[quote]It should be noted that to Jews of the first century, Jesus of Nazareth was simply another false messiah, one of hundreds – a Galilean village preacher with a ragtag following of Jewish fishermen who, in various statements, claimed to be the Jewish messiah, God’s son and the Jewish king all wrapped into one. The traditional Jewish messiah, however, would not be a deity, but a bellicose homo sapiens, with a hankering to lead an uprising against the Romans, perhaps someone with the stature and nobility of Alexander the Great or Julius Caesar. To claim you were the messiah but that you were unconcerned with this world was absurd. Likewise, to preach that you were God’s son was the supreme blasphemy, as well as the ultimate absurdity. God had no son, and whoever uttered such absurdities sealed his own doom.

So who was to blame for the execution of Jesus of Nazareth? The Jews? The Romans? Jesus himself?

Christians who believe Jesus died for their individual sins are logically themselves responsible for his death, and have no cause to scapegoat “The Jews.”[/quote]

and in conclusion:

read the entire thing at:

free registration after viewing advert"

By someone who hasn’t seen the film. You know what? I think I’ll see the film and decide for myself. Gee. What a concept. :unamused:

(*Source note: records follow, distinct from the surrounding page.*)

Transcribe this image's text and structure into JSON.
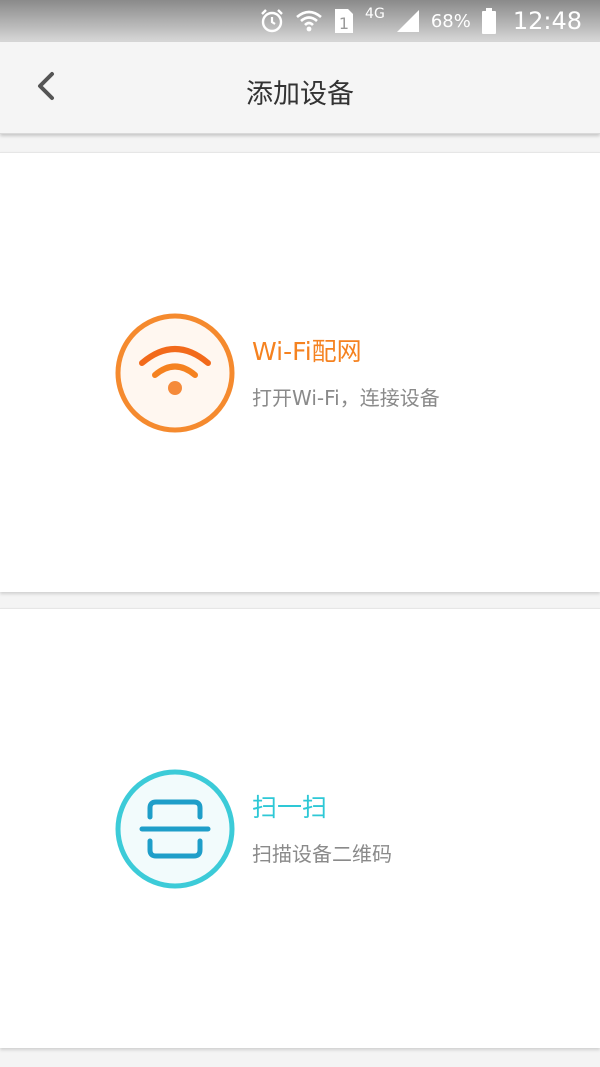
{
  "status_bar": {
    "network": "4G",
    "battery": "68%",
    "time": "12:48",
    "icons": [
      "alarm-icon",
      "wifi-signal-icon",
      "sim-icon",
      "cell-signal-icon",
      "battery-icon"
    ]
  },
  "header": {
    "back_icon": "chevron-left-icon",
    "title": "添加设备"
  },
  "options": [
    {
      "icon": "wifi-icon",
      "title": "Wi-Fi配网",
      "subtitle": "打开Wi-Fi，连接设备",
      "accent": "#f58220"
    },
    {
      "icon": "scan-icon",
      "title": "扫一扫",
      "subtitle": "扫描设备二维码",
      "accent": "#2ec8d6"
    }
  ]
}
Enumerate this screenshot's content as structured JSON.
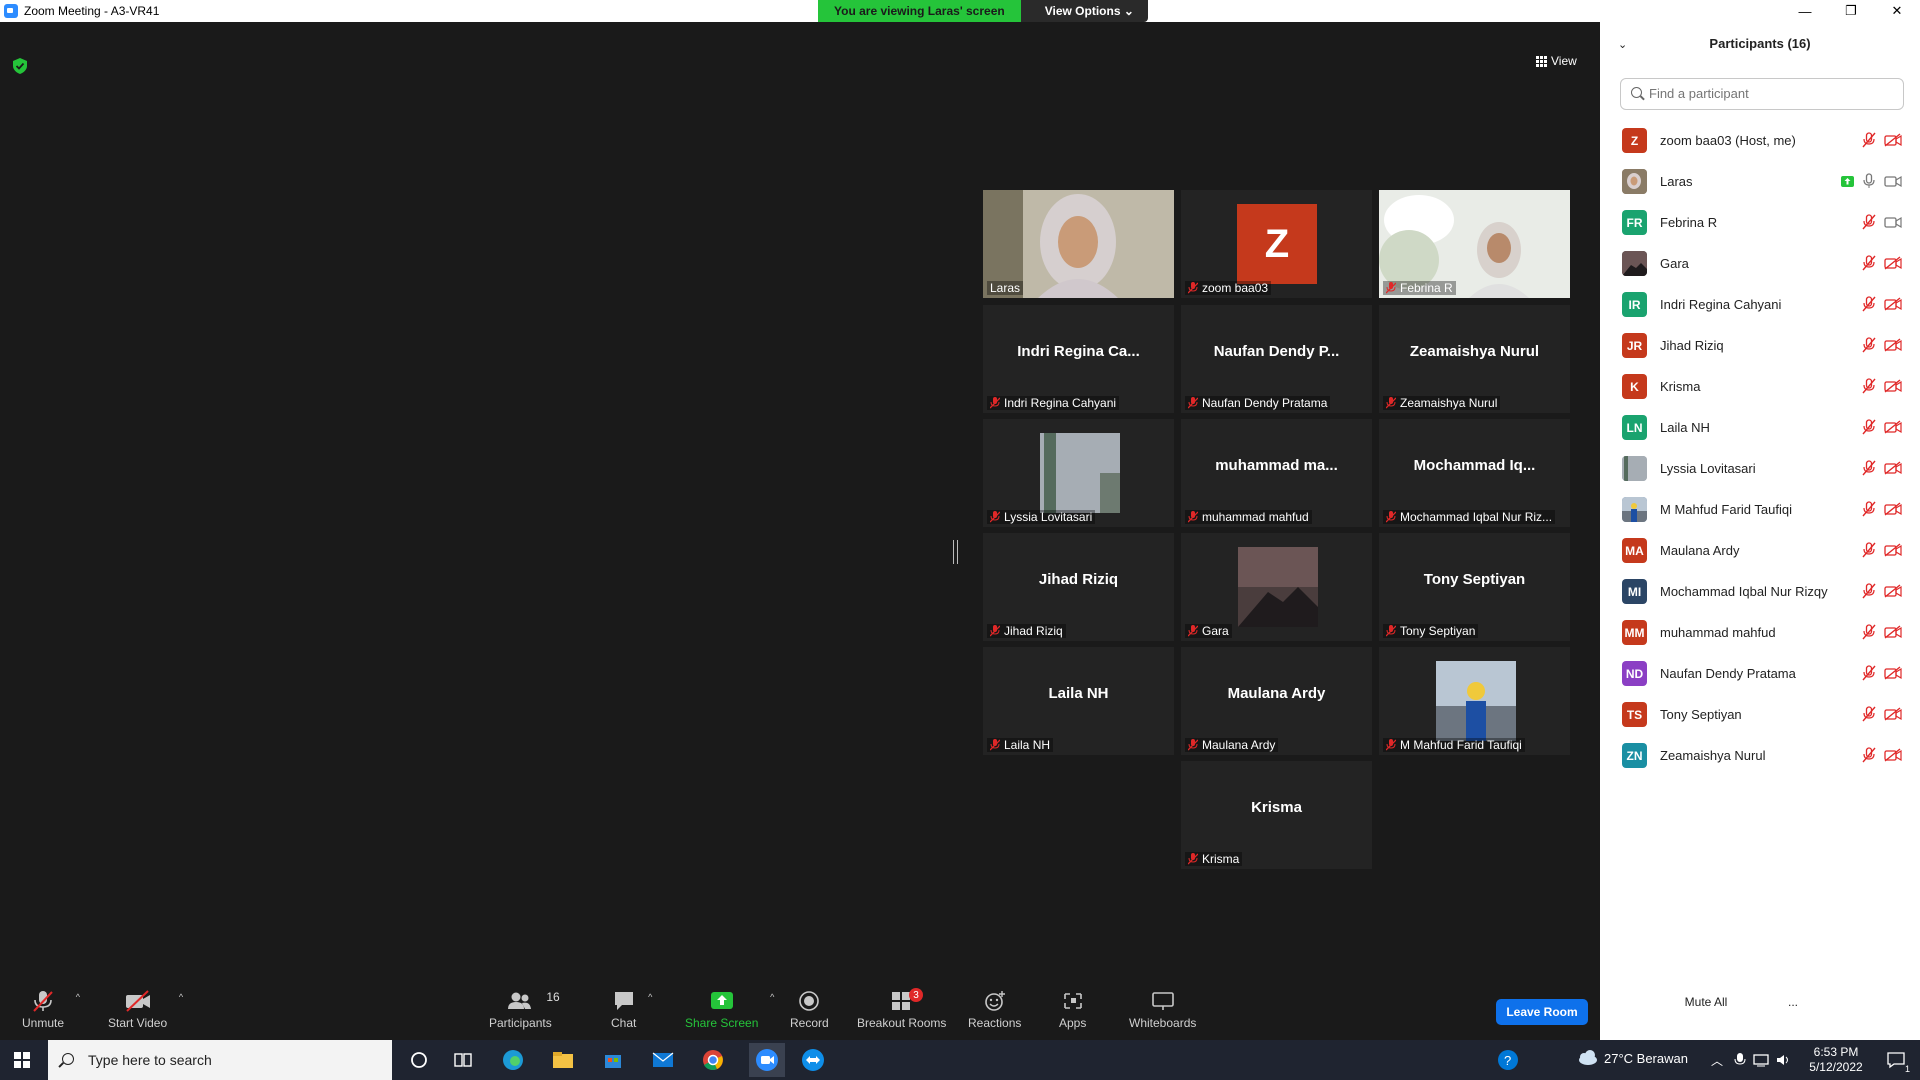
{
  "window": {
    "title": "Zoom Meeting - A3-VR41",
    "minimize": "—",
    "restore": "❐",
    "close": "✕"
  },
  "banner": {
    "viewing_text": "You are viewing Laras' screen",
    "view_options": "View Options ⌄"
  },
  "main": {
    "view_label": "View"
  },
  "tiles": [
    {
      "center": "",
      "label": "Laras"
    },
    {
      "center": "Z",
      "label": "zoom baa03"
    },
    {
      "center": "",
      "label": "Febrina R"
    },
    {
      "center": "Indri Regina Ca...",
      "label": "Indri Regina Cahyani"
    },
    {
      "center": "Naufan Dendy P...",
      "label": "Naufan Dendy Pratama"
    },
    {
      "center": "Zeamaishya Nurul",
      "label": "Zeamaishya Nurul"
    },
    {
      "center": "",
      "label": "Lyssia Lovitasari"
    },
    {
      "center": "muhammad ma...",
      "label": "muhammad mahfud"
    },
    {
      "center": "Mochammad Iq...",
      "label": "Mochammad Iqbal Nur Riz..."
    },
    {
      "center": "Jihad Riziq",
      "label": "Jihad Riziq"
    },
    {
      "center": "",
      "label": "Gara"
    },
    {
      "center": "Tony Septiyan",
      "label": "Tony Septiyan"
    },
    {
      "center": "Laila NH",
      "label": "Laila NH"
    },
    {
      "center": "Maulana Ardy",
      "label": "Maulana Ardy"
    },
    {
      "center": "",
      "label": "M Mahfud Farid Taufiqi"
    },
    {
      "center": "Krisma",
      "label": "Krisma"
    }
  ],
  "toolbar": {
    "unmute": "Unmute",
    "start_video": "Start Video",
    "participants": "Participants",
    "participants_count": "16",
    "chat": "Chat",
    "share_screen": "Share Screen",
    "record": "Record",
    "breakout_rooms": "Breakout Rooms",
    "breakout_badge": "3",
    "reactions": "Reactions",
    "apps": "Apps",
    "whiteboards": "Whiteboards",
    "leave_room": "Leave Room"
  },
  "panel": {
    "title": "Participants (16)",
    "search_placeholder": "Find a participant",
    "mute_all": "Mute All",
    "more": "...",
    "participants": [
      {
        "initials": "Z",
        "name": "zoom baa03 (Host, me)",
        "color": "#c5391c"
      },
      {
        "initials": "",
        "name": "Laras",
        "color": "#8a7b66"
      },
      {
        "initials": "FR",
        "name": "Febrina R",
        "color": "#1aa36f"
      },
      {
        "initials": "",
        "name": "Gara",
        "color": "#3b3b3b"
      },
      {
        "initials": "IR",
        "name": "Indri Regina Cahyani",
        "color": "#1aa36f"
      },
      {
        "initials": "JR",
        "name": "Jihad Riziq",
        "color": "#c5391c"
      },
      {
        "initials": "K",
        "name": "Krisma",
        "color": "#c5391c"
      },
      {
        "initials": "LN",
        "name": "Laila NH",
        "color": "#1aa36f"
      },
      {
        "initials": "",
        "name": "Lyssia Lovitasari",
        "color": "#9aa3ad"
      },
      {
        "initials": "",
        "name": "M Mahfud Farid Taufiqi",
        "color": "#4a6e9a"
      },
      {
        "initials": "MA",
        "name": "Maulana Ardy",
        "color": "#c5391c"
      },
      {
        "initials": "MI",
        "name": "Mochammad Iqbal Nur Rizqy",
        "color": "#2b4565"
      },
      {
        "initials": "MM",
        "name": "muhammad mahfud",
        "color": "#c5391c"
      },
      {
        "initials": "ND",
        "name": "Naufan Dendy Pratama",
        "color": "#8b3fc4"
      },
      {
        "initials": "TS",
        "name": "Tony Septiyan",
        "color": "#c5391c"
      },
      {
        "initials": "ZN",
        "name": "Zeamaishya Nurul",
        "color": "#1a8fa3"
      }
    ]
  },
  "taskbar": {
    "search_placeholder": "Type here to search",
    "weather": "27°C  Berawan",
    "time": "6:53 PM",
    "date": "5/12/2022",
    "notifications": "1"
  },
  "colors": {
    "mute_red": "#e02828",
    "share_green": "#25c43a",
    "leave_blue": "#0e71eb",
    "active_speaker": "#d7e84a"
  }
}
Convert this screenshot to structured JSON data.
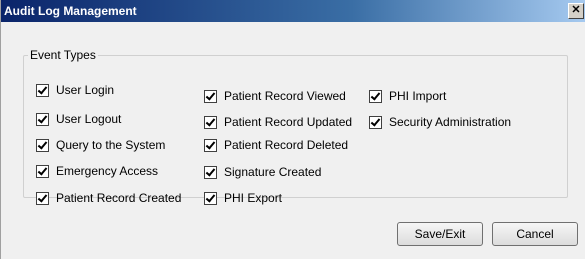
{
  "window": {
    "title": "Audit Log Management",
    "close_glyph": "✕"
  },
  "group": {
    "legend": "Event Types"
  },
  "checkboxes": [
    {
      "label": "User Login",
      "checked": true
    },
    {
      "label": "User Logout",
      "checked": true
    },
    {
      "label": "Query to the System",
      "checked": true
    },
    {
      "label": "Emergency Access",
      "checked": true
    },
    {
      "label": "Patient Record Created",
      "checked": true
    },
    {
      "label": "Patient Record Viewed",
      "checked": true
    },
    {
      "label": "Patient Record Updated",
      "checked": true
    },
    {
      "label": "Patient Record Deleted",
      "checked": true
    },
    {
      "label": "Signature Created",
      "checked": true
    },
    {
      "label": "PHI Export",
      "checked": true
    },
    {
      "label": "PHI Import",
      "checked": true
    },
    {
      "label": "Security Administration",
      "checked": true
    }
  ],
  "buttons": {
    "save_label": "Save/Exit",
    "cancel_label": "Cancel"
  }
}
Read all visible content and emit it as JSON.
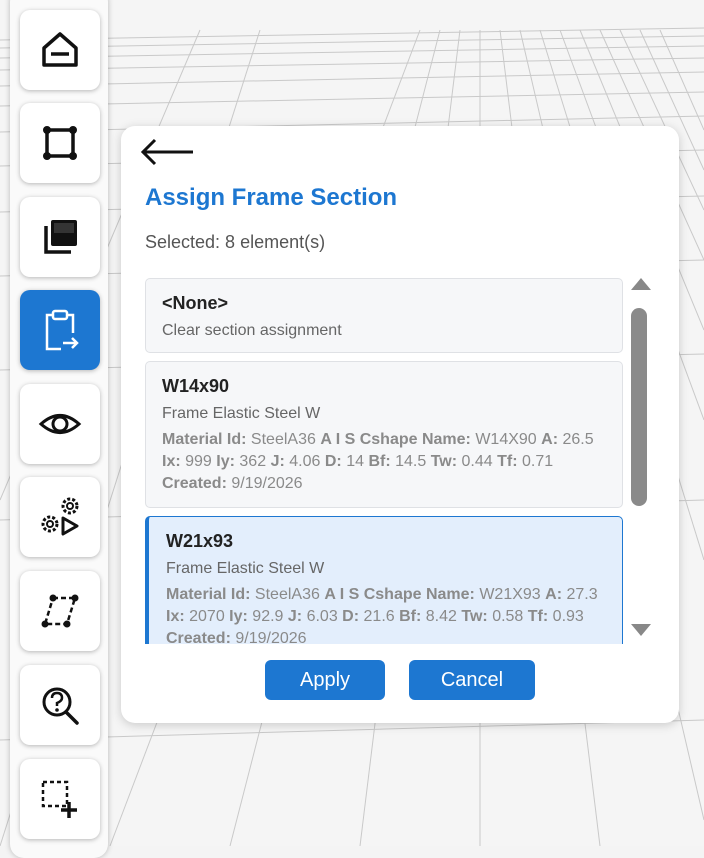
{
  "toolbar": {
    "tools": [
      {
        "icon": "home-icon"
      },
      {
        "icon": "frame-select-icon"
      },
      {
        "icon": "layers-icon"
      },
      {
        "icon": "clipboard-assign-icon",
        "active": true
      },
      {
        "icon": "eye-icon"
      },
      {
        "icon": "gears-run-icon"
      },
      {
        "icon": "skew-shape-icon"
      },
      {
        "icon": "search-help-icon"
      },
      {
        "icon": "add-selection-icon"
      }
    ]
  },
  "panel": {
    "title": "Assign Frame Section",
    "selected_text": "Selected: 8 element(s)",
    "back_icon": "arrow-left-icon",
    "sections": [
      {
        "title": "<None>",
        "subtitle": "Clear section assignment"
      },
      {
        "title": "W14x90",
        "subtitle": "Frame Elastic Steel W",
        "material_label": "Material Id:",
        "material_value": "SteelA36",
        "shape_label": "A I S Cshape Name:",
        "shape_value": "W14X90",
        "a_label": "A:",
        "a_value": "26.5",
        "ix_label": "Ix:",
        "ix_value": "999",
        "iy_label": "Iy:",
        "iy_value": "362",
        "j_label": "J:",
        "j_value": "4.06",
        "d_label": "D:",
        "d_value": "14",
        "bf_label": "Bf:",
        "bf_value": "14.5",
        "tw_label": "Tw:",
        "tw_value": "0.44",
        "tf_label": "Tf:",
        "tf_value": "0.71",
        "created_label": "Created:",
        "created_value": "9/19/2026"
      },
      {
        "title": "W21x93",
        "subtitle": "Frame Elastic Steel W",
        "selected": true,
        "material_label": "Material Id:",
        "material_value": "SteelA36",
        "shape_label": "A I S Cshape Name:",
        "shape_value": "W21X93",
        "a_label": "A:",
        "a_value": "27.3",
        "ix_label": "Ix:",
        "ix_value": "2070",
        "iy_label": "Iy:",
        "iy_value": "92.9",
        "j_label": "J:",
        "j_value": "6.03",
        "d_label": "D:",
        "d_value": "21.6",
        "bf_label": "Bf:",
        "bf_value": "8.42",
        "tw_label": "Tw:",
        "tw_value": "0.58",
        "tf_label": "Tf:",
        "tf_value": "0.93",
        "created_label": "Created:",
        "created_value": "9/19/2026"
      }
    ],
    "apply_label": "Apply",
    "cancel_label": "Cancel"
  },
  "colors": {
    "accent": "#1d77d1",
    "selected_card_bg": "#e3eefc",
    "card_bg": "#f6f7f9"
  }
}
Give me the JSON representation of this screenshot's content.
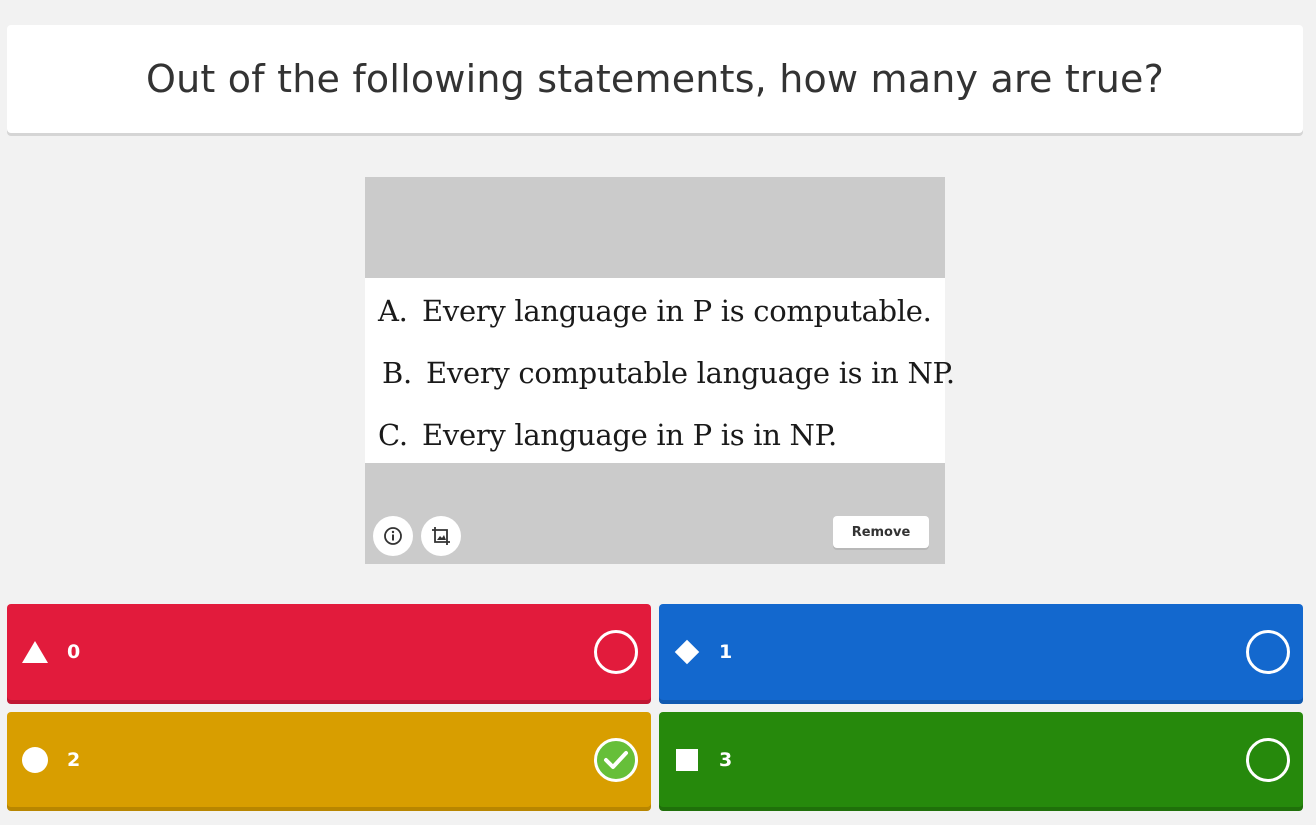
{
  "question": {
    "title": "Out of the following statements, how many are true?"
  },
  "media": {
    "statements": [
      {
        "letter": "A.",
        "text": "Every language in P is computable."
      },
      {
        "letter": "B.",
        "text": "Every computable language is in NP."
      },
      {
        "letter": "C.",
        "text": "Every language in P is in NP."
      }
    ],
    "info_icon": "info-icon",
    "crop_icon": "crop-image-icon",
    "remove_label": "Remove"
  },
  "answers": [
    {
      "label": "0",
      "shape": "triangle-icon",
      "color": "#e21b3c",
      "correct": false
    },
    {
      "label": "1",
      "shape": "diamond-icon",
      "color": "#1368ce",
      "correct": false
    },
    {
      "label": "2",
      "shape": "circle-icon",
      "color": "#d89e00",
      "correct": true
    },
    {
      "label": "3",
      "shape": "square-icon",
      "color": "#26890c",
      "correct": false
    }
  ],
  "colors": {
    "background": "#f2f2f2",
    "correct_check": "#66bf39"
  }
}
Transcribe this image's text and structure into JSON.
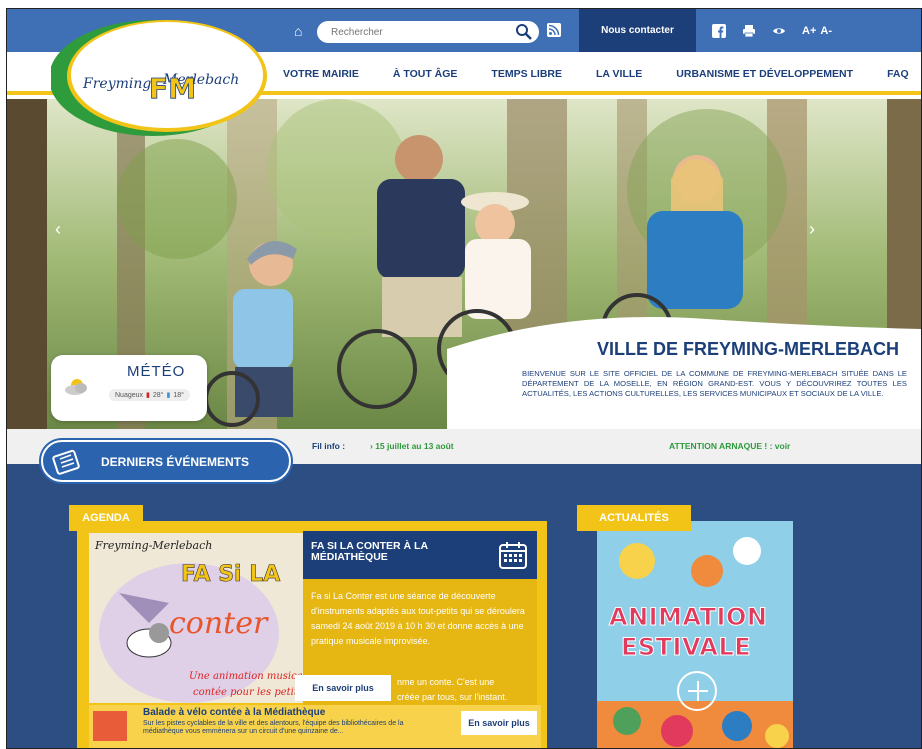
{
  "header": {
    "search_placeholder": "Rechercher",
    "contact_label": "Nous contacter",
    "font_increase": "A+",
    "font_decrease": "A-"
  },
  "logo": {
    "text": "Freyming-Merlebach",
    "monogram": "FM"
  },
  "nav": {
    "items": [
      "VOTRE MAIRIE",
      "À TOUT ÂGE",
      "TEMPS LIBRE",
      "LA VILLE",
      "URBANISME ET DÉVELOPPEMENT",
      "FAQ"
    ]
  },
  "hero": {
    "title": "VILLE DE FREYMING-MERLEBACH",
    "description": "Bienvenue sur le site officiel de la commune de Freyming-Merlebach située dans le département de la Moselle, en région Grand-Est. Vous y découvrirez toutes les actualités, les actions culturelles, les services municipaux et sociaux de la ville.",
    "prev_arrow": "‹",
    "next_arrow": "›"
  },
  "meteo": {
    "title": "MÉTÉO",
    "condition": "Nuageux",
    "temp_max": "28°",
    "temp_min": "18°"
  },
  "events_bar": {
    "label": "DERNIERS ÉVÉNEMENTS",
    "fil_label": "Fil info :",
    "fil_item1": "› 15 juillet au 13 août",
    "fil_item2": "ATTENTION ARNAQUE ! : voir"
  },
  "agenda": {
    "tag": "AGENDA",
    "image_title": "Freyming-Merlebach",
    "image_line1": "FA Si LA",
    "image_line2": "conter",
    "image_caption1": "Une animation musicale",
    "image_caption2": "contée pour les petits",
    "event_title": "FA SI LA CONTER À LA MÉDIATHÈQUE",
    "event_desc": "Fa si La Conter est une séance de découverte d'instruments adaptés aux tout-petits qui se déroulera samedi 24 août 2019 à 10 h 30 et donne accès à une pratique musicale improvisée.",
    "event_desc_partial1": "nme un conte. C'est une",
    "event_desc_partial2": "créée par tous, sur l'instant.",
    "more_label": "En savoir plus",
    "event2_title": "Balade à vélo contée à la Médiathèque",
    "event2_desc": "Sur les pistes cyclables de la ville et des alentours, l'équipe des bibliothécaires de la médiathèque vous emmènera sur un circuit d'une quinzaine de...",
    "event2_more": "En savoir plus"
  },
  "actualites": {
    "tag": "ACTUALITÉS",
    "poster_line1": "ANIMATION",
    "poster_line2": "ESTIVALE"
  },
  "colors": {
    "primary_blue": "#3f6fb5",
    "dark_blue": "#1c3f7a",
    "yellow": "#f2c417",
    "green": "#2e9b3d"
  }
}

Yes, of course, blueface666, everyone should see the film and have their own opinion of it as a movie, as a document of our times and as a true or nor true account of the life of Brian, I mean, Jesus.

i hope that all this shite in the media doesnt stop the film from coming out. we should at least be allowed to see it. and then form our own opinions.

My guess is that it is great cinema, great acting, great pathos and tragedy. But i also wonder why Mel wanted make this movie with his own money and for what reason? He is known to be a wacky Christian, on the extreme right of the Catholic Church. That’s the real drama here.

I guess we will just have to wait. Wonder if it will ever come to Taiwan.

On the topic of controversial interpretations of the last days of the messiah, we should mention Jesus Christ Superstar, which besides being a very cool and thoroughly entertaining rock-opera, offered its own twisted view of the whole Passion thing. Not old enough to remember whether there was much controversy when it came out.

I really liked the idea of making Judas a central character, Jesus’s right hand man and voice of reason, who comes across as a martyr himself, betraying his friend out of a sense of responsibility. Jesus didn’t have an identity crisis, he pretty much new that God was talking to him and what the grand plan was, but he wasn’t so sure that he really wanted to go through with it.

Anyway, I highly recommend it, surely loads more fun than watching Mel’s very bloody Jesus for 2 hours. Incredible mesmerizing music by Weber, and Tim Rice lyrics at their best (the following are all Judas’s):

It’s taken me some time
To figure out what to do
I weighed the whole thing out
Before I came to you

Had no thought at all
About my own reward,
Didn’t really come here
On my own accord

Just don’t say I’m … Damned for all time …

You’d have managed better
If you’d had it planned
Now why’d you choose such a backward time
And such a strange land?

If you’d come today
You could have reached a whole nation
Isreal in 4 BC
Had no mass communication

ps: what can I say, I like my revisionist Biblical pop art better when it rhymes

Yes, I’m still recovering from Braveheart. He doesn’t seem to have realised that there are ways to imply blood, guts and suffering without plastering them over the screen for twenty minutes.

He made a jolly good job of Hamlet, though.